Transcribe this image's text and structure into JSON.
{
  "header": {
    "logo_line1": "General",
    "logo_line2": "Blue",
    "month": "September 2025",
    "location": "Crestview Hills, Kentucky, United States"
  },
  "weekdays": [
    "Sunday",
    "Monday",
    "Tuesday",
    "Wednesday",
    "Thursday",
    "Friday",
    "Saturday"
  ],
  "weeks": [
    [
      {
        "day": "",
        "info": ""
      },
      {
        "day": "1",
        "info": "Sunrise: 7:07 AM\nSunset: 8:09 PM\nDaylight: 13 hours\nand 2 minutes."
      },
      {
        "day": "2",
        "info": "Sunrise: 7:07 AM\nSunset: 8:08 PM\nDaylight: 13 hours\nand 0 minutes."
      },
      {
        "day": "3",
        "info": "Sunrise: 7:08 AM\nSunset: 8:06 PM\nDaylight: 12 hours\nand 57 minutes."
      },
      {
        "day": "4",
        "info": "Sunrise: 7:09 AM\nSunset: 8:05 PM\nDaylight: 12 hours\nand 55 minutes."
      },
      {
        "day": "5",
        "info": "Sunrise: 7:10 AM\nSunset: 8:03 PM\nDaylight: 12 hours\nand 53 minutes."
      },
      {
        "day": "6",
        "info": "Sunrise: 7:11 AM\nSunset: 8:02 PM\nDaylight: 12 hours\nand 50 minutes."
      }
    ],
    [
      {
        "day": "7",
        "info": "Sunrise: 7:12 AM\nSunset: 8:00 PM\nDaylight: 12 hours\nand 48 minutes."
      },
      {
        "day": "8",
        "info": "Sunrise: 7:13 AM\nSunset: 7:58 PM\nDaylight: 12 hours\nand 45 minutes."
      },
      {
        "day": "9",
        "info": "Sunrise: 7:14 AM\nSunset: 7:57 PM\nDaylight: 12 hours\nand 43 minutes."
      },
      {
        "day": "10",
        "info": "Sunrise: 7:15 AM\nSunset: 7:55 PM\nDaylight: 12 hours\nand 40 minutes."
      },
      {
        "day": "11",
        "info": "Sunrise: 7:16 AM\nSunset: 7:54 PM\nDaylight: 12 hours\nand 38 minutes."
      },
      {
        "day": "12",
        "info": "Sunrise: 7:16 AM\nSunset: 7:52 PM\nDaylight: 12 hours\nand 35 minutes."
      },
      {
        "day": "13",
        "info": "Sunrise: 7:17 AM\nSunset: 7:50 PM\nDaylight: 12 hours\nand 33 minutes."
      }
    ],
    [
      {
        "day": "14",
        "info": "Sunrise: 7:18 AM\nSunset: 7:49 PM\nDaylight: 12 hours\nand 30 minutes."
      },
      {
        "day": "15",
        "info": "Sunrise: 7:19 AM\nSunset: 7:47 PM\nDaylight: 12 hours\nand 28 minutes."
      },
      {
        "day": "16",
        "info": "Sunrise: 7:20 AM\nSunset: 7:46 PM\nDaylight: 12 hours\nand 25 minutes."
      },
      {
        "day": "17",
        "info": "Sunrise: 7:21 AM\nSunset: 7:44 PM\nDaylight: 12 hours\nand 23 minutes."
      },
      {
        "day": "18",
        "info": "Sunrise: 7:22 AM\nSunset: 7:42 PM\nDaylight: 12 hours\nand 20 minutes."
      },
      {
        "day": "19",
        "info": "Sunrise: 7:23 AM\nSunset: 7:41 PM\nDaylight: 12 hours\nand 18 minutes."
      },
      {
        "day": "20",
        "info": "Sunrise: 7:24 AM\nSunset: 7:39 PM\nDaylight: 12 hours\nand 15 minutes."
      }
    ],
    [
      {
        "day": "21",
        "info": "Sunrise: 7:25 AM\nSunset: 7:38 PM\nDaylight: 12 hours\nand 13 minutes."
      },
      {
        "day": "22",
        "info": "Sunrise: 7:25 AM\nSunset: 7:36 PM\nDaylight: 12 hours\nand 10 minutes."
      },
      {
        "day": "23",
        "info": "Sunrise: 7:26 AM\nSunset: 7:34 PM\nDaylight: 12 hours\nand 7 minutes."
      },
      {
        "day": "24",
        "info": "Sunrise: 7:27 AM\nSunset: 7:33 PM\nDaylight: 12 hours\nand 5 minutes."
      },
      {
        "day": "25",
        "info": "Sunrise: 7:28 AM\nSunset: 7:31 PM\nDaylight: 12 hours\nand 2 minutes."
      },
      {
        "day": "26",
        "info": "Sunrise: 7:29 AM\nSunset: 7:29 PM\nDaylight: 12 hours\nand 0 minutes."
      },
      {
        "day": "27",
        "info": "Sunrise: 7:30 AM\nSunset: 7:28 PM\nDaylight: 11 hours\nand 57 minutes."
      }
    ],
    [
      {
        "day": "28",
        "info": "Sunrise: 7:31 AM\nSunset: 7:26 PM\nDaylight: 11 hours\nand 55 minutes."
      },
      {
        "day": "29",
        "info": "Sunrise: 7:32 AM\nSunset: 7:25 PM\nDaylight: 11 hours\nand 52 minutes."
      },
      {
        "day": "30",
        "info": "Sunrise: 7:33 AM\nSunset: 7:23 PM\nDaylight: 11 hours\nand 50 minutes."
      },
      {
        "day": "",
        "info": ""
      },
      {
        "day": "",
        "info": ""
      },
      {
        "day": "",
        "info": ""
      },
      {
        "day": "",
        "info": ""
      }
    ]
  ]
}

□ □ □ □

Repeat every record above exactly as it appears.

Task response
Transcribe this image's text and structure into JSON.
{
  "header": {
    "logo_line1": "General",
    "logo_line2": "Blue",
    "month": "September 2025",
    "location": "Crestview Hills, Kentucky, United States"
  },
  "weekdays": [
    "Sunday",
    "Monday",
    "Tuesday",
    "Wednesday",
    "Thursday",
    "Friday",
    "Saturday"
  ],
  "weeks": [
    [
      {
        "day": "",
        "info": ""
      },
      {
        "day": "1",
        "info": "Sunrise: 7:07 AM\nSunset: 8:09 PM\nDaylight: 13 hours\nand 2 minutes."
      },
      {
        "day": "2",
        "info": "Sunrise: 7:07 AM\nSunset: 8:08 PM\nDaylight: 13 hours\nand 0 minutes."
      },
      {
        "day": "3",
        "info": "Sunrise: 7:08 AM\nSunset: 8:06 PM\nDaylight: 12 hours\nand 57 minutes."
      },
      {
        "day": "4",
        "info": "Sunrise: 7:09 AM\nSunset: 8:05 PM\nDaylight: 12 hours\nand 55 minutes."
      },
      {
        "day": "5",
        "info": "Sunrise: 7:10 AM\nSunset: 8:03 PM\nDaylight: 12 hours\nand 53 minutes."
      },
      {
        "day": "6",
        "info": "Sunrise: 7:11 AM\nSunset: 8:02 PM\nDaylight: 12 hours\nand 50 minutes."
      }
    ],
    [
      {
        "day": "7",
        "info": "Sunrise: 7:12 AM\nSunset: 8:00 PM\nDaylight: 12 hours\nand 48 minutes."
      },
      {
        "day": "8",
        "info": "Sunrise: 7:13 AM\nSunset: 7:58 PM\nDaylight: 12 hours\nand 45 minutes."
      },
      {
        "day": "9",
        "info": "Sunrise: 7:14 AM\nSunset: 7:57 PM\nDaylight: 12 hours\nand 43 minutes."
      },
      {
        "day": "10",
        "info": "Sunrise: 7:15 AM\nSunset: 7:55 PM\nDaylight: 12 hours\nand 40 minutes."
      },
      {
        "day": "11",
        "info": "Sunrise: 7:16 AM\nSunset: 7:54 PM\nDaylight: 12 hours\nand 38 minutes."
      },
      {
        "day": "12",
        "info": "Sunrise: 7:16 AM\nSunset: 7:52 PM\nDaylight: 12 hours\nand 35 minutes."
      },
      {
        "day": "13",
        "info": "Sunrise: 7:17 AM\nSunset: 7:50 PM\nDaylight: 12 hours\nand 33 minutes."
      }
    ],
    [
      {
        "day": "14",
        "info": "Sunrise: 7:18 AM\nSunset: 7:49 PM\nDaylight: 12 hours\nand 30 minutes."
      },
      {
        "day": "15",
        "info": "Sunrise: 7:19 AM\nSunset: 7:47 PM\nDaylight: 12 hours\nand 28 minutes."
      },
      {
        "day": "16",
        "info": "Sunrise: 7:20 AM\nSunset: 7:46 PM\nDaylight: 12 hours\nand 25 minutes."
      },
      {
        "day": "17",
        "info": "Sunrise: 7:21 AM\nSunset: 7:44 PM\nDaylight: 12 hours\nand 23 minutes."
      },
      {
        "day": "18",
        "info": "Sunrise: 7:22 AM\nSunset: 7:42 PM\nDaylight: 12 hours\nand 20 minutes."
      },
      {
        "day": "19",
        "info": "Sunrise: 7:23 AM\nSunset: 7:41 PM\nDaylight: 12 hours\nand 18 minutes."
      },
      {
        "day": "20",
        "info": "Sunrise: 7:24 AM\nSunset: 7:39 PM\nDaylight: 12 hours\nand 15 minutes."
      }
    ],
    [
      {
        "day": "21",
        "info": "Sunrise: 7:25 AM\nSunset: 7:38 PM\nDaylight: 12 hours\nand 13 minutes."
      },
      {
        "day": "22",
        "info": "Sunrise: 7:25 AM\nSunset: 7:36 PM\nDaylight: 12 hours\nand 10 minutes."
      },
      {
        "day": "23",
        "info": "Sunrise: 7:26 AM\nSunset: 7:34 PM\nDaylight: 12 hours\nand 7 minutes."
      },
      {
        "day": "24",
        "info": "Sunrise: 7:27 AM\nSunset: 7:33 PM\nDaylight: 12 hours\nand 5 minutes."
      },
      {
        "day": "25",
        "info": "Sunrise: 7:28 AM\nSunset: 7:31 PM\nDaylight: 12 hours\nand 2 minutes."
      },
      {
        "day": "26",
        "info": "Sunrise: 7:29 AM\nSunset: 7:29 PM\nDaylight: 12 hours\nand 0 minutes."
      },
      {
        "day": "27",
        "info": "Sunrise: 7:30 AM\nSunset: 7:28 PM\nDaylight: 11 hours\nand 57 minutes."
      }
    ],
    [
      {
        "day": "28",
        "info": "Sunrise: 7:31 AM\nSunset: 7:26 PM\nDaylight: 11 hours\nand 55 minutes."
      },
      {
        "day": "29",
        "info": "Sunrise: 7:32 AM\nSunset: 7:25 PM\nDaylight: 11 hours\nand 52 minutes."
      },
      {
        "day": "30",
        "info": "Sunrise: 7:33 AM\nSunset: 7:23 PM\nDaylight: 11 hours\nand 50 minutes."
      },
      {
        "day": "",
        "info": ""
      },
      {
        "day": "",
        "info": ""
      },
      {
        "day": "",
        "info": ""
      },
      {
        "day": "",
        "info": ""
      }
    ]
  ]
}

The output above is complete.